What Are the Implications If a Student Has To Withdraw Due To Being Deployed In the Armed Forces?

KA-34762 Helpfulness Rating 190 page views

If the student was deployed and had to withdraw, and it is unrelated to the Coronavirus (COVID-19) pandemic, the student may fall under the HEROES Act of 2003, which allows for "waivers of statutory or regulatory requirements to help [students] who are performing qualifying military service and [students] who are affected by a disaster, war or other military operation or national emergency." The student must be considered an "affected individual" which means the student:

For return of Title IV funds (R2T4), the requirement to return any grant overpayments is waived, along with reporting to the National Student Loan Data System (NSLDS) by the school. In regard to post-withdrawal disbursements, the 14-day period that a student or parent has to respond to an offer of a post-withdrawal disbursement is extended to 45 days.

See the September 29, 2017 Federal Register for information on Title IV credit balances when a student withdraws (page 45468).

For satisfactory academic progress (SAP), the school may include deployment as one of the special circumstances under which a student may appeal a negative SAP determination.

If the student was deployed and had to withdraw, and it is a result of the Coronavirus pandemic, the student would fall under the provisions of the Coronavirus Aid, Relief, and Economic Security Act (CARES Act).

For R2T4, please see the following AskRegs Knowledgebase Q&As:

For SAP, the CARES Act states, "Notwithstanding section 484 of the Higher Education Act of 1965 (20 U.S.C. 1091), in determining whether a student is maintaining satisfactory academic progress…an institution of higher education may, as a result of a qualifying emergency, exclude from the quantitative component of the calculation any attempted credits that were not completed by such student without requiring an appeal by such student."

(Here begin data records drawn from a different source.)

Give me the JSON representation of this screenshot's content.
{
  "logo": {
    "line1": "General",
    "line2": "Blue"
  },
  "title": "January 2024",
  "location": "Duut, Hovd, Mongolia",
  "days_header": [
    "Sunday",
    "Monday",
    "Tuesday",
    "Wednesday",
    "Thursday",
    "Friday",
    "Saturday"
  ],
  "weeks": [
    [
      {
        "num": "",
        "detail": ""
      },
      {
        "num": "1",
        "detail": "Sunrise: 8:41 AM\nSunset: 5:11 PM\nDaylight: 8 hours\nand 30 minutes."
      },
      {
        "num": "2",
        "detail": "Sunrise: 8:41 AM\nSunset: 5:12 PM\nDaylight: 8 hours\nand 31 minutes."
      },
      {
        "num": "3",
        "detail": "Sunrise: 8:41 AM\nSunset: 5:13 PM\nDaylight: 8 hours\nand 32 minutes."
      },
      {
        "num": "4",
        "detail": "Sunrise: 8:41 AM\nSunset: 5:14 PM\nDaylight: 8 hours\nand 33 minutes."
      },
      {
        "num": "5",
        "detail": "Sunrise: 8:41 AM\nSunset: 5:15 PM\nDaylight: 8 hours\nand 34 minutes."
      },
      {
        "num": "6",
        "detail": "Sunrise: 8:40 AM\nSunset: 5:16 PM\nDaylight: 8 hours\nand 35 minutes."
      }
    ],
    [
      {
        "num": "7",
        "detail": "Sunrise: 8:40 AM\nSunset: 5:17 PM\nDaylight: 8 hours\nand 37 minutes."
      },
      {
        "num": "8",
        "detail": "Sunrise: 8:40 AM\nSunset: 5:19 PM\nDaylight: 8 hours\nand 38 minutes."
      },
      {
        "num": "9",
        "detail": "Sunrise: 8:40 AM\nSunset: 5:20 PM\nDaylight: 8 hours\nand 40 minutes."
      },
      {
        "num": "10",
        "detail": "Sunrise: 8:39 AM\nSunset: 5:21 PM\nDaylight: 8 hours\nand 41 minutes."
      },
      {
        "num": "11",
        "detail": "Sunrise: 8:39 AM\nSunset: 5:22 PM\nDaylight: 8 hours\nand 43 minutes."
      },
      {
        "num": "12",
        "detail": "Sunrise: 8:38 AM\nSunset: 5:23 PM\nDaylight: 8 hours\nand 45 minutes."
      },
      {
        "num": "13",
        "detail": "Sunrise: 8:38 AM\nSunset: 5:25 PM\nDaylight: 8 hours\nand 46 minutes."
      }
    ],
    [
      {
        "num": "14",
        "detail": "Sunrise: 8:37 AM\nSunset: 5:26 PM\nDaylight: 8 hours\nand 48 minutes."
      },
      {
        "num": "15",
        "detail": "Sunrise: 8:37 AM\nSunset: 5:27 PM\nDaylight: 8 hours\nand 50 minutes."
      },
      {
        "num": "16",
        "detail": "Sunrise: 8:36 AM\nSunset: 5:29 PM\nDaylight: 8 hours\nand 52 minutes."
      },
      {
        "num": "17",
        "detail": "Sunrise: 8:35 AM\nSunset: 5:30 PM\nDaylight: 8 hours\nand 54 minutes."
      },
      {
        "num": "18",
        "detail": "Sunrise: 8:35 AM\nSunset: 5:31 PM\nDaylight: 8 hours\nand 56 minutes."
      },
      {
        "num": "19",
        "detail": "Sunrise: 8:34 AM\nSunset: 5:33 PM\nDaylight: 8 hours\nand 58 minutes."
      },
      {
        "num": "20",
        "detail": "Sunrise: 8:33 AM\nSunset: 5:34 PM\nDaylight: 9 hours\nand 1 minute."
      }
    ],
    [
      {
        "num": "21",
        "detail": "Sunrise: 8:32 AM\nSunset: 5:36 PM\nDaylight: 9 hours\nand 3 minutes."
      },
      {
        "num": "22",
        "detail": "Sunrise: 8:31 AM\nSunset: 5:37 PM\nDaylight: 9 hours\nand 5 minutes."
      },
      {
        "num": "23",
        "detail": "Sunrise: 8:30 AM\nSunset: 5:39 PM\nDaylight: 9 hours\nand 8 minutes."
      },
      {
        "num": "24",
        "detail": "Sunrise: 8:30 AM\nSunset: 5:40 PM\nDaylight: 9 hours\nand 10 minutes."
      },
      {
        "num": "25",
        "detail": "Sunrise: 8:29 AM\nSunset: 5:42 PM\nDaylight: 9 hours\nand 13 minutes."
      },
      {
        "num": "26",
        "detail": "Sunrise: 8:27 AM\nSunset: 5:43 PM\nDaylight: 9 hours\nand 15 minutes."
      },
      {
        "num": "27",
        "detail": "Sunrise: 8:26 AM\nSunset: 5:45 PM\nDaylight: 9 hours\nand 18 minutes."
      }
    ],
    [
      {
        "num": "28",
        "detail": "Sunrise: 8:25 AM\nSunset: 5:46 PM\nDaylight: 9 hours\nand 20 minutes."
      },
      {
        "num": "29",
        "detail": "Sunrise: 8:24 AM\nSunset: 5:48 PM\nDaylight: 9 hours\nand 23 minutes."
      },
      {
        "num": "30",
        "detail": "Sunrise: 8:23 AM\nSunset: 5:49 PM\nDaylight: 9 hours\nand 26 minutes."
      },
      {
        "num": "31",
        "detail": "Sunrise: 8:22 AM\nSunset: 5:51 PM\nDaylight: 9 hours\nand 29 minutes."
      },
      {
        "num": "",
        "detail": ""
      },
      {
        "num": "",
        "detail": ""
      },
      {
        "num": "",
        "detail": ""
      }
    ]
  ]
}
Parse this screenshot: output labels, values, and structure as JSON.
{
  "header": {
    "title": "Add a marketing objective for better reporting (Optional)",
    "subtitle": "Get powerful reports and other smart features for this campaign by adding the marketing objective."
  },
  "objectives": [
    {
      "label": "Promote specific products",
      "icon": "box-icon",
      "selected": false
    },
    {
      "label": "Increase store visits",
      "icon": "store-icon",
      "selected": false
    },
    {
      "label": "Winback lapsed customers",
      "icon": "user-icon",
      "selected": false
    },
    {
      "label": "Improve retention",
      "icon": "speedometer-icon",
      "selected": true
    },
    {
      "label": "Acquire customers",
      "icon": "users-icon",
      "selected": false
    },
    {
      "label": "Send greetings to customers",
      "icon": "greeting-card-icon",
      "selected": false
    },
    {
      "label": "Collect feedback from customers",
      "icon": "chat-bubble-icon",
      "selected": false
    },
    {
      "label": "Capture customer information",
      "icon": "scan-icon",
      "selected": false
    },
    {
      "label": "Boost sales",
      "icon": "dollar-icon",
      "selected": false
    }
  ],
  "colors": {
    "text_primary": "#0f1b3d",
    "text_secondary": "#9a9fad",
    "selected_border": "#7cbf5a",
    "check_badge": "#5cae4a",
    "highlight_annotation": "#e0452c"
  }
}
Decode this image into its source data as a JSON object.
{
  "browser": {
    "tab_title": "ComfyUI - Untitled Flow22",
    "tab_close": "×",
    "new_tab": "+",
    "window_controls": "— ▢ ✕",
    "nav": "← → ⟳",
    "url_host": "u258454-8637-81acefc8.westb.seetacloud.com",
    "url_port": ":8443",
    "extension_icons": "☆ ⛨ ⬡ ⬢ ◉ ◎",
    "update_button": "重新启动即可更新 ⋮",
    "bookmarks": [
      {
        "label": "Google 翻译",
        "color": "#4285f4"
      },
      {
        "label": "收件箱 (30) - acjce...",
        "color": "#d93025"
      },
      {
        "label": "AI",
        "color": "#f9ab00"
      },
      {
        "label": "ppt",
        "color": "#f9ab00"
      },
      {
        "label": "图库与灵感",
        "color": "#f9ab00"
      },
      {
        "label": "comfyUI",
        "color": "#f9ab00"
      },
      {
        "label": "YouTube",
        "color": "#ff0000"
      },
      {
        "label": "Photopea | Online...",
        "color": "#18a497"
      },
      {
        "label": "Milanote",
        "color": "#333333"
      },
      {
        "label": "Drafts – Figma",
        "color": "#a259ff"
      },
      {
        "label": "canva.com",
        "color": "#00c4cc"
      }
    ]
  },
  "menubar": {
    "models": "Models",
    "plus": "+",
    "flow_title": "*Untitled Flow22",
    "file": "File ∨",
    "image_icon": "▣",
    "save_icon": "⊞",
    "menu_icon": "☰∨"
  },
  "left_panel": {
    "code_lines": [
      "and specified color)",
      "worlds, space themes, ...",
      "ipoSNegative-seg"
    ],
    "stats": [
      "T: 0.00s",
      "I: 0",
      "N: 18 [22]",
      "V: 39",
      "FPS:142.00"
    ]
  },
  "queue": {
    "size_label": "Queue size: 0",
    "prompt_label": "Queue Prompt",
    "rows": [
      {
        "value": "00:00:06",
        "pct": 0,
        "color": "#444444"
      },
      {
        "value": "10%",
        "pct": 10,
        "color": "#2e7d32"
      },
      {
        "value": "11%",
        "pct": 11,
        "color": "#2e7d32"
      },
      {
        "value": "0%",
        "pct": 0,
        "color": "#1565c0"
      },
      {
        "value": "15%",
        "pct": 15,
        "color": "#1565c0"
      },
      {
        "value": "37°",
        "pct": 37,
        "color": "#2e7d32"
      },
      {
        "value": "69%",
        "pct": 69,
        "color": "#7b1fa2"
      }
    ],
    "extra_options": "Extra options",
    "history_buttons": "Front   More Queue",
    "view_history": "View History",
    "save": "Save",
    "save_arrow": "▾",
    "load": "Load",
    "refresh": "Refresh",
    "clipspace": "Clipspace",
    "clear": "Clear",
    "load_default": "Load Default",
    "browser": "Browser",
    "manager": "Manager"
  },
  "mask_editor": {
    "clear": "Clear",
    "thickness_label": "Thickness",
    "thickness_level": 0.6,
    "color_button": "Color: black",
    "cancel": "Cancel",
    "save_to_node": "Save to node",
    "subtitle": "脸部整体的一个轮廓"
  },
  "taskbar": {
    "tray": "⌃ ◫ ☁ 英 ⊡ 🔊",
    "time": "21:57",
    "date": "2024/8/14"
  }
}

The March 5, 2020 Electronic Announcement also states that COVID-19 may be considered one of the special circumstances under which a student may appeal a negative SAP determination. 

AskRegs Q&As represent NASFAA's understanding of regulatory and compliance issues. They are FOR INTERNAL USE ONLY. While NASFAA believes AskRegs Q&As are accurate and factual, they have not been reviewed or approved by the U.S. Department of Education (ED). If you should need written confirmation of AskRegs information for audit or program review purposes, please contact your ED School Participation Division. NASFAA shall not be liable for technical or editorial errors or omissions contained herein; nor for incidental or consequential damages resulting from the furnishing, performance, or use of this material.